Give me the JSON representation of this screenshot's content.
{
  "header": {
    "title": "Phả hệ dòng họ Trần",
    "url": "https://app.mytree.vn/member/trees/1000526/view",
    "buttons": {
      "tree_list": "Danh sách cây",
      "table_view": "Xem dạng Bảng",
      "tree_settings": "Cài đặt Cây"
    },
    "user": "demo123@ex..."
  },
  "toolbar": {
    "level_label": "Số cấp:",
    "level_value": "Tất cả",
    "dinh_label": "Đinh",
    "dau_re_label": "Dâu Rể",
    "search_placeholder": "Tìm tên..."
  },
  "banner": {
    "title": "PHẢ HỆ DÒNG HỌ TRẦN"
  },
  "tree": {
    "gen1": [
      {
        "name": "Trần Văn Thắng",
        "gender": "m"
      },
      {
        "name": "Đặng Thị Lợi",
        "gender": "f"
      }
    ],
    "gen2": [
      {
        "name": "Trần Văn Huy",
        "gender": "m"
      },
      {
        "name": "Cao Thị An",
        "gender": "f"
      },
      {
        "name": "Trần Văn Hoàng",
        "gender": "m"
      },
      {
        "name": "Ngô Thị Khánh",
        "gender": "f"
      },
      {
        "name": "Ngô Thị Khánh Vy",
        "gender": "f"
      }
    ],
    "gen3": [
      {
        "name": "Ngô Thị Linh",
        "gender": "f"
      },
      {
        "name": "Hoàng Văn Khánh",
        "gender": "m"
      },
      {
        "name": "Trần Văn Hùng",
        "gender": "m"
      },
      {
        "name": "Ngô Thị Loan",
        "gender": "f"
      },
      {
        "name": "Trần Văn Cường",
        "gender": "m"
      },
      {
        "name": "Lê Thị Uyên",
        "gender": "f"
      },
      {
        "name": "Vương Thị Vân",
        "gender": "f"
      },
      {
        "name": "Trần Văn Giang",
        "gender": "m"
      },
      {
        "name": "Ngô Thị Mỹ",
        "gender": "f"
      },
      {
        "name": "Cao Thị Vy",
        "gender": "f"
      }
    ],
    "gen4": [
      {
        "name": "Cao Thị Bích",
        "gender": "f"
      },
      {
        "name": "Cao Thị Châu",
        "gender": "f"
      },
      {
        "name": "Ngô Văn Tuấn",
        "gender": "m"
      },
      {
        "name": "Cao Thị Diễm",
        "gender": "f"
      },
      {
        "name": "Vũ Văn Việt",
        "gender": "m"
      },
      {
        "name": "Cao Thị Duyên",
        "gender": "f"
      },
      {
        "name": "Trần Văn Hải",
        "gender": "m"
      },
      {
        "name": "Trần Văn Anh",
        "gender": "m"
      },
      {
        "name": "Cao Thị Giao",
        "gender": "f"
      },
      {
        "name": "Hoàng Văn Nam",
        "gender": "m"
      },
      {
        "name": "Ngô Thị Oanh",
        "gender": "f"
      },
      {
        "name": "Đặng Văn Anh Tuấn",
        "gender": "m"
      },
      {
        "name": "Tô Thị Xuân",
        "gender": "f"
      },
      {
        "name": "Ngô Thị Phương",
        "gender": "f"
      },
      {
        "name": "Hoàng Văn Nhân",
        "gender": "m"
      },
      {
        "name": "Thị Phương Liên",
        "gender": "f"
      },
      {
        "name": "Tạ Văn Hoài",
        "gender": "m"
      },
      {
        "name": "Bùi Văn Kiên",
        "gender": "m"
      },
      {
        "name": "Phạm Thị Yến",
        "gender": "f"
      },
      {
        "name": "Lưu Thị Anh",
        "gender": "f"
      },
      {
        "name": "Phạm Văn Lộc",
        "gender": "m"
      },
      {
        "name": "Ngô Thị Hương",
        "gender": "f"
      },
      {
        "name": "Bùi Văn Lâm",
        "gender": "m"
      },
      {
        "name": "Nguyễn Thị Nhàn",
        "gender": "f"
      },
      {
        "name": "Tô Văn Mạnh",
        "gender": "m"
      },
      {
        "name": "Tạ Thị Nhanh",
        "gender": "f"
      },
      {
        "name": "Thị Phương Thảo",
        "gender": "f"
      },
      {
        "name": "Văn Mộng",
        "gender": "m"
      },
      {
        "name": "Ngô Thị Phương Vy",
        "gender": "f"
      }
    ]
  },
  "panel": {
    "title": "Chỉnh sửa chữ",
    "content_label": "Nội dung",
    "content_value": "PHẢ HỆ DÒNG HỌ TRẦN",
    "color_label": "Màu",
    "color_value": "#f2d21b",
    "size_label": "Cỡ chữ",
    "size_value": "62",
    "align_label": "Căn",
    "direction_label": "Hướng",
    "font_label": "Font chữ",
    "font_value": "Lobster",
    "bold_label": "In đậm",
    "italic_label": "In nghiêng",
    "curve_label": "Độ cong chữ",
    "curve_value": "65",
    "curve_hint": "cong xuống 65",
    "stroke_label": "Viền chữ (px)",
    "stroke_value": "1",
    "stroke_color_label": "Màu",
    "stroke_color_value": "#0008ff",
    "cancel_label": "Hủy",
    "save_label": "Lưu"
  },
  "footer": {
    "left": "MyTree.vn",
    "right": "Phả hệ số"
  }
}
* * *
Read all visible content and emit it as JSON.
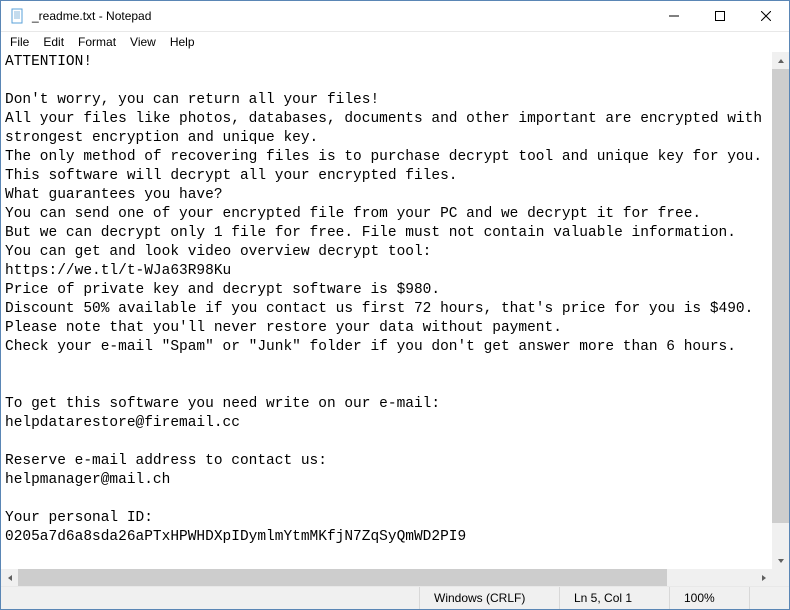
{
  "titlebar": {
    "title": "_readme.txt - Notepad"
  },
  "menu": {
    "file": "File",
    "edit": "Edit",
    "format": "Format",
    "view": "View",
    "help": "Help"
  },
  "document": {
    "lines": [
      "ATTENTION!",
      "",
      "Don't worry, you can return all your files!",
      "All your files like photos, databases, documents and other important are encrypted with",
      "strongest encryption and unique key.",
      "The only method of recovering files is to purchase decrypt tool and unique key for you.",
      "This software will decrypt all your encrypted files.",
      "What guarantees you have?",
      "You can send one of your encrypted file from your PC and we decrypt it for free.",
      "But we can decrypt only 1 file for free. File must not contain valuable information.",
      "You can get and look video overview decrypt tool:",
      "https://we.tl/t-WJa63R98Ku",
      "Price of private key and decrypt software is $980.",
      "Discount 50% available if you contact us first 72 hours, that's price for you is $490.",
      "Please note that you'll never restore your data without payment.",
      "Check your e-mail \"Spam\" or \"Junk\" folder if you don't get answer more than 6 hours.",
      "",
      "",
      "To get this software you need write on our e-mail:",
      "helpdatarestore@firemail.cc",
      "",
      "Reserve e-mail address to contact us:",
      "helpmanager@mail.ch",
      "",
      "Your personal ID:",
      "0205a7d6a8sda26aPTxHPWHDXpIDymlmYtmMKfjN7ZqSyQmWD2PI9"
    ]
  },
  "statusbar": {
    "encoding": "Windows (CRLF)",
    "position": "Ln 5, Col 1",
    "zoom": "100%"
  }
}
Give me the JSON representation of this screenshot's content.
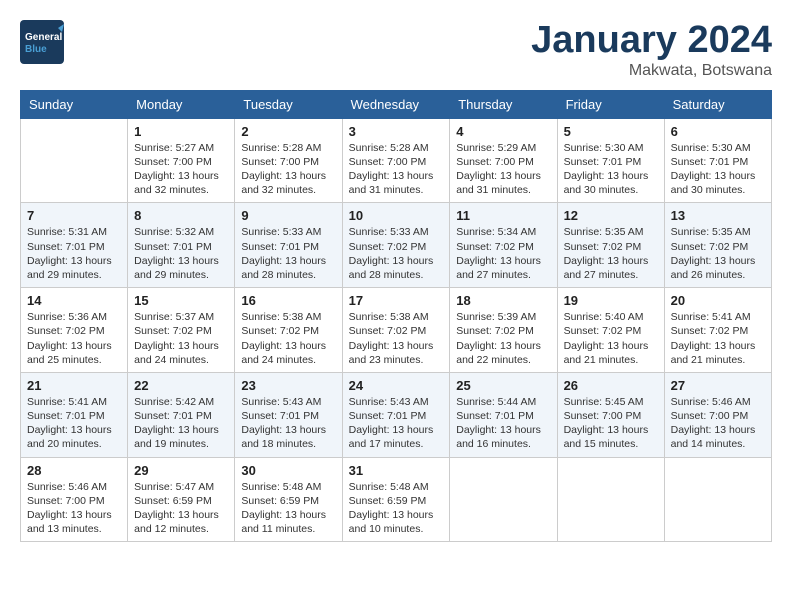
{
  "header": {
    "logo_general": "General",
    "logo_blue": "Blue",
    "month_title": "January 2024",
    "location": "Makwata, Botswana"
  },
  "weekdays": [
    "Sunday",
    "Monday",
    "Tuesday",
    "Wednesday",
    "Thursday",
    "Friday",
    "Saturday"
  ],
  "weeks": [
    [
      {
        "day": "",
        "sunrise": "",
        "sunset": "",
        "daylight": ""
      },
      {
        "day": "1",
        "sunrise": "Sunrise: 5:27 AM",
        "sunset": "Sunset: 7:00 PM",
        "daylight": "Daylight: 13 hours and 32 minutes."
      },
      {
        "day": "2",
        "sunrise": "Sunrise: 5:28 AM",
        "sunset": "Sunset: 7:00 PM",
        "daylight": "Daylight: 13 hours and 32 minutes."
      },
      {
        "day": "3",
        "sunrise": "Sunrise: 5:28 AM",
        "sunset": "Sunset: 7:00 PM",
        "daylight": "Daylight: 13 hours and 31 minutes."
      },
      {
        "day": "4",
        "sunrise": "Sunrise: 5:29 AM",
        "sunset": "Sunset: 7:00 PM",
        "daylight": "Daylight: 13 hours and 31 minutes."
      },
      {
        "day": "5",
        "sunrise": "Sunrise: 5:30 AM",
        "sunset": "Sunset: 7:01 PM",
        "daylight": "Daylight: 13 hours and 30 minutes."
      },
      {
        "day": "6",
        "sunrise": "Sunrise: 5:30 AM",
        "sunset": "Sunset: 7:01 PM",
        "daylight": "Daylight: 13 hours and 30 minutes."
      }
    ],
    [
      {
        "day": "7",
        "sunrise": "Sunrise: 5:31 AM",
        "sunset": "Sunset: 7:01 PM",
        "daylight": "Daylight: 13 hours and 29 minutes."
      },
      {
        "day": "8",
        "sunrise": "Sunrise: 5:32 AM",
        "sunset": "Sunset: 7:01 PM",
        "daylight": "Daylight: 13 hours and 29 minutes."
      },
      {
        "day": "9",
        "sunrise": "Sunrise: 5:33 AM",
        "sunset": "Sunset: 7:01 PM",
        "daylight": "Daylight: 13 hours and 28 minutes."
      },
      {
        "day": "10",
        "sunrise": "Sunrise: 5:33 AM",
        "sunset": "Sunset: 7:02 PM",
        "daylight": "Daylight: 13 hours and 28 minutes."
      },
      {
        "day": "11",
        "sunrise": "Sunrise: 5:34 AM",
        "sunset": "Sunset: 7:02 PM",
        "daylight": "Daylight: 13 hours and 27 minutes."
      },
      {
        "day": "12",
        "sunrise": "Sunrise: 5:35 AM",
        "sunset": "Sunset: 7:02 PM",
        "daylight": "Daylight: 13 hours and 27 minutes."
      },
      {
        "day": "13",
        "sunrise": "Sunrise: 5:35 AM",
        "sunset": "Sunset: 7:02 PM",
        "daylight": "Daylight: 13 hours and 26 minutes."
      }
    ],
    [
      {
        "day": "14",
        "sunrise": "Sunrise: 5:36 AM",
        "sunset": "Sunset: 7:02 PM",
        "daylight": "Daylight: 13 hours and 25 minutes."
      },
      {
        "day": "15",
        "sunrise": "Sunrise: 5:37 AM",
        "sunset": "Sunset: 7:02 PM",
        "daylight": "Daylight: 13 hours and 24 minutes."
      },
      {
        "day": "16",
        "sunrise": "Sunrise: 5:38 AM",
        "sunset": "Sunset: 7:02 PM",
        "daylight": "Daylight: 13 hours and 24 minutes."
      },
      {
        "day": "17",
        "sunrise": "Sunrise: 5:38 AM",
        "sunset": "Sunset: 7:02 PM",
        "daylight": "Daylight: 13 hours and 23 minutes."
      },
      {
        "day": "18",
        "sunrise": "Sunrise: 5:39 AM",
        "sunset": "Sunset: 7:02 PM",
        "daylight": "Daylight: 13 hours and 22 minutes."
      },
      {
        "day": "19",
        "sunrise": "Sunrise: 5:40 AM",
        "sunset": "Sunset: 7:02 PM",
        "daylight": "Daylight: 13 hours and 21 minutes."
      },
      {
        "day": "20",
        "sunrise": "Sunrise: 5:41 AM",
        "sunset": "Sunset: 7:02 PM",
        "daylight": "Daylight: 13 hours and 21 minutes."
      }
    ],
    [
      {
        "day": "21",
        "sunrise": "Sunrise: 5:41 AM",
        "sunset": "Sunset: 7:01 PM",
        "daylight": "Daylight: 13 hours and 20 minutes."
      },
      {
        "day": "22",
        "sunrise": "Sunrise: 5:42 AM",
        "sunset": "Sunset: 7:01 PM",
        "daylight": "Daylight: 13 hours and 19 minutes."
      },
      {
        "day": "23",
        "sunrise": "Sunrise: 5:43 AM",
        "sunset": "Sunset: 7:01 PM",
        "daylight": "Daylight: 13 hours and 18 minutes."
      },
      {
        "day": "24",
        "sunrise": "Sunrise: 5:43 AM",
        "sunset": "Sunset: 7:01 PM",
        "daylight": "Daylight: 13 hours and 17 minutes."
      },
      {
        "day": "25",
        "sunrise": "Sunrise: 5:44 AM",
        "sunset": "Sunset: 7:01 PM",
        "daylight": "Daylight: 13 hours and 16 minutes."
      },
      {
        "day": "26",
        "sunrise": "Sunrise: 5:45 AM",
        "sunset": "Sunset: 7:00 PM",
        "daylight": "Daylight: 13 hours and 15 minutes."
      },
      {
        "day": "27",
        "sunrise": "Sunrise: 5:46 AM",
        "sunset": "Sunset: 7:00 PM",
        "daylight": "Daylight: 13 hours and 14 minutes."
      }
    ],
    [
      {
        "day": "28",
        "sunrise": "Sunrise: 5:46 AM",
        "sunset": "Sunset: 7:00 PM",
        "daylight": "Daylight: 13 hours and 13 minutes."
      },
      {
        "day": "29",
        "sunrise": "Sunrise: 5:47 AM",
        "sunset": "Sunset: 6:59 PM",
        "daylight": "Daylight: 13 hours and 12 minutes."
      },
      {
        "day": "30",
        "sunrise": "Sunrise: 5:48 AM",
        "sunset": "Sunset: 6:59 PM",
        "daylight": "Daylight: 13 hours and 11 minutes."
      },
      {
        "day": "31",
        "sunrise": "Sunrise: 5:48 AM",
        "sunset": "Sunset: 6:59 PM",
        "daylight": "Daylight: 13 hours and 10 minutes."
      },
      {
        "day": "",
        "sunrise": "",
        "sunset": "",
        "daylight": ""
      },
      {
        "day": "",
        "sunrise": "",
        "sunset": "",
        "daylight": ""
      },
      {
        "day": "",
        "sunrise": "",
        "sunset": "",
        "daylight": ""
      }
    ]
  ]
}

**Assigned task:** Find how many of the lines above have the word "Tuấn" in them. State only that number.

**Solution for this problem:** 2